As a recap it is clear there are some things I would like changed, but even as-is I want to make sure people know this is a pretty rad system. A lot of my gripes will likely be fixed with simple firmware updates requiring no new purchases. Having the system only require 1 wire vastly minimizes the snag and shit to break factor. The camera shell isn't quite as rowdy robust as the helmetcamera.com version, but I deem it good enough for government work and is easier to mount due to its picatinny compatibility. The recorder and wire + connection, however is more heavy duty than anything else out there. The cost may seem high at first, but once you look at the other systems with a required recorder and some sort of remote, the POV.1 system is of similar price if not cheaper. When it comes to mounting the recorder, a double rifle mag pouch will do. I liked the POV.1 so much that I am working with VIO to assist in the design of a custom tactical pouch for the recorder.
I hope to make raw sample footage available soon, will keep you updated.
*Added some Raw samples with screenshots:
<RANGE VIDEO 1> - <RANGE VIDEO 2> - <RANGE VIDEO 3>
-Right click and save as, if you have trouble viewing, try installing this codec:

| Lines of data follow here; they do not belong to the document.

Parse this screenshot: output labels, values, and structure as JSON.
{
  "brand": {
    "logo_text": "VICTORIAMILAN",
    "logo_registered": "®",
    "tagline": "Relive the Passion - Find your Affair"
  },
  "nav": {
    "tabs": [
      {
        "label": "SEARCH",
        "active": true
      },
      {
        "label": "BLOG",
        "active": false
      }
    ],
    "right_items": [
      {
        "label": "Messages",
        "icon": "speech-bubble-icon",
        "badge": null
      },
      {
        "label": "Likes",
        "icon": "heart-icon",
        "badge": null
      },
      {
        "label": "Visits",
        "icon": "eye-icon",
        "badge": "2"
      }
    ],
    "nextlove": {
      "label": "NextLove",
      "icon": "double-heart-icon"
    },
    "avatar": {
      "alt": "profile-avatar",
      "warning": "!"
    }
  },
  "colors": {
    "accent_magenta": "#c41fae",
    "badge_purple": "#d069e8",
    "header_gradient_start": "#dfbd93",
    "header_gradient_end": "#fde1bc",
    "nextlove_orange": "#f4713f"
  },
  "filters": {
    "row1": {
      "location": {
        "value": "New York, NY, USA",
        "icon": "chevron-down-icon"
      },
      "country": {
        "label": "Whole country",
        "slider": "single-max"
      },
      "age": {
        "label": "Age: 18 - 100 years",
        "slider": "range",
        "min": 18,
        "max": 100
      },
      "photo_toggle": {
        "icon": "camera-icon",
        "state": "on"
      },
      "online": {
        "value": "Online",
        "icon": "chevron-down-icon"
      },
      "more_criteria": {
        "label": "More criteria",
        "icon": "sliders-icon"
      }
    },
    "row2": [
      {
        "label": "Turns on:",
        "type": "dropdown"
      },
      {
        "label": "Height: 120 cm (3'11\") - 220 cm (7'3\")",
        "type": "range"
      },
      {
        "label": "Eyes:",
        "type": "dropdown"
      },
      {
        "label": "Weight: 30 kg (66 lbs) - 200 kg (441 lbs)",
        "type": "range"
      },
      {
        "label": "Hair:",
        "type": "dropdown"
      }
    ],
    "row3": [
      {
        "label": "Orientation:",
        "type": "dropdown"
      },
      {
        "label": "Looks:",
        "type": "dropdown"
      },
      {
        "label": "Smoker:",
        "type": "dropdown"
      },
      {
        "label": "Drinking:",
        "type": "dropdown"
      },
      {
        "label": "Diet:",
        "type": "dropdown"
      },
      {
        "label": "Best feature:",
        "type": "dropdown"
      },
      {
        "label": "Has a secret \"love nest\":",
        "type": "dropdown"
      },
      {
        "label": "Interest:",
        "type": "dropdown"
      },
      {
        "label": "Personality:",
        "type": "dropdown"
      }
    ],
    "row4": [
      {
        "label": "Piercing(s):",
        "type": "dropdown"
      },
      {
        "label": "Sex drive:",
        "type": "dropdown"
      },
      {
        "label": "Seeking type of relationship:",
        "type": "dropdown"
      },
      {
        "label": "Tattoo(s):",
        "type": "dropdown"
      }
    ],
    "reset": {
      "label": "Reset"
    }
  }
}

<VIO VIDEO 1> Overview of the VIO POV.1
<VIO VIDEO 2> Additional design questions and a look into the software.